Saturday, May 16, 2009

Working process

The process I am using to create the work in my Reading a Garden series physically reflects the erosion of memory we all experience with the passage of time.

I begin each piece with photo transfers of a particular place in the garden. I consider this "the real". Then through a series of manipulations using paint and papers, I combine and alter the photo transfers into a blended "summary impression" of a place, feeling or event experienced in the garden.
While the work still looks highly realistic when completed it has strayed greatly from the initial transfers and morphed into a composite of photo images and remnants of frayed memory. As more time passes and the details in my memory are less distinct, the nature of the work is also changing subtly. There transfers are less visible and the invented sections are taking over.

I began with the wildflower meadow because I've had an intimate relationship with meadows since my childhood. The wildflower meadow at
Birr Castle Demesne had a wildness and simplicity when compared to the more controlled and cultivated Millennium Garden where I always felt slightly out of my element. The meadow was nature left wild and wanton; I felt free there.

When I start a mixed media work I never know how it will look when it is finished. The process of adding things moves the work along in its own direction. It is as if it is leading me and not the other way around. The end result is always a surprise for me. I would love to say I have it all figured out beforehand, sketched, with a tonal study completed etc. While I am very organized in most aspects of my life, I cannot imagine working in that manner. I love surprise of what my conscious and unconscious mind produces!

In this piece, I began with roughly 30 image transfers from photos I took in the meadow.

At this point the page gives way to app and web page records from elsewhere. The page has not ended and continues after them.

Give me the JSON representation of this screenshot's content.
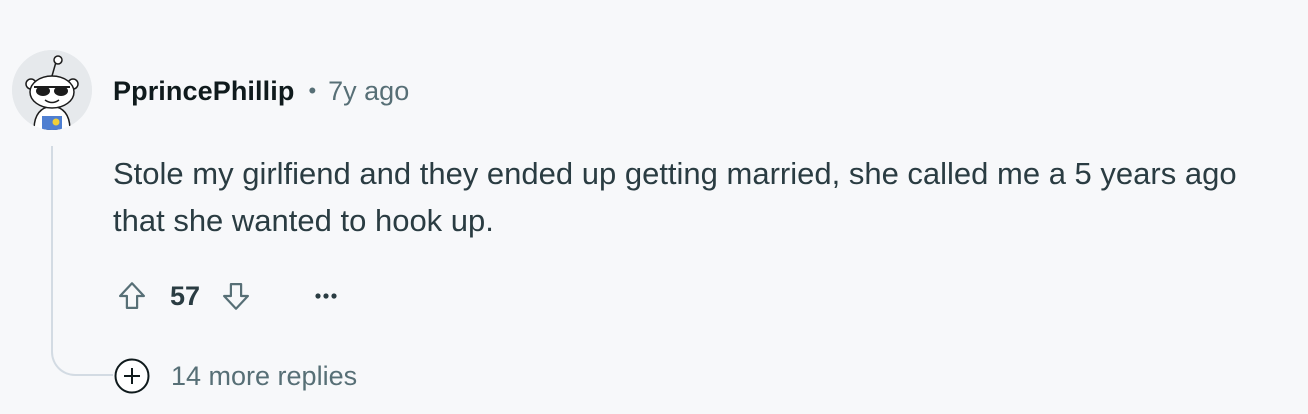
{
  "comment": {
    "author": "PprincePhillip",
    "separator": "•",
    "timestamp": "7y ago",
    "body": "Stole my girlfiend and they ended up getting married, she called me a 5 years ago that she wanted to hook up.",
    "score": "57",
    "more_replies_label": "14 more replies"
  },
  "icons": {
    "avatar": "snoo-avatar-with-sunglasses",
    "upvote": "arrow-up-outline-icon",
    "downvote": "arrow-down-outline-icon",
    "more": "ellipsis-icon",
    "expand": "plus-circle-icon"
  },
  "colors": {
    "background": "#f7f8fa",
    "meta_text": "#576f76",
    "body_text": "#2a3c42",
    "thread_line": "#d3dbe3"
  }
}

Different sections of the meadow had different wildflowers and different feelings. Some photos were close up, others more distant. I laid out all available transfers and begin to sort and resort them until I had ones that I felt worked together. They produce more of a hybrid of the meadow area than an actual representation of it. I then use medium to attach some of them to the board.

In the next step I connected the transfers with a dark background that gave me a working surface with lots of contrast to fill in or connect the disparate sections using papers and paint. These areas represents my" sense" or memory of the meadow and could be considered invented when compared to the photo transfers.

I work back and forth without too much thought and the painting slowly emerges. I like to combine abstract elements with the realistic imagery. The small circles are reminiscent of seeds and also infinity. I've played around with certain letter representations in Morse Code that are created using dots. They allow me to insert messages in the painting without using text.


Miki Willa said...

This is really beautiful. Thank you for sharing your thinking behind your process.

Ram Bansal, the Theosoph said...

I like your seriousness and dedication to work accomplishment in one way or the other. Keep up and take care of your memory. It is matter of practice only.

Poetic Artist said...

I love the process. Thank you

Sherwood Harrington said...

This is astonishing, that you have taken several pieces of "reality" (photos), broken them up, and assembled some of their pieces to produce something that is, in a sense, more "real" than its component parts. If that makes any sense.

This captures (and enhances) my memory of the meadowlands in the Demesne wonderfully. Of course, now I have to go learn Morse Code and try to translate the dots!

Margaret Ryall said...

Thanks Sherwood,
Ah... more real than the real. I think it's safe to say there are many versions of reality and we can often help it along.

HeartFire said...

Those are great Margaret, thanks for sharing your process too. I have done a little photo transfer experiments in painting, and this inspires me to try more...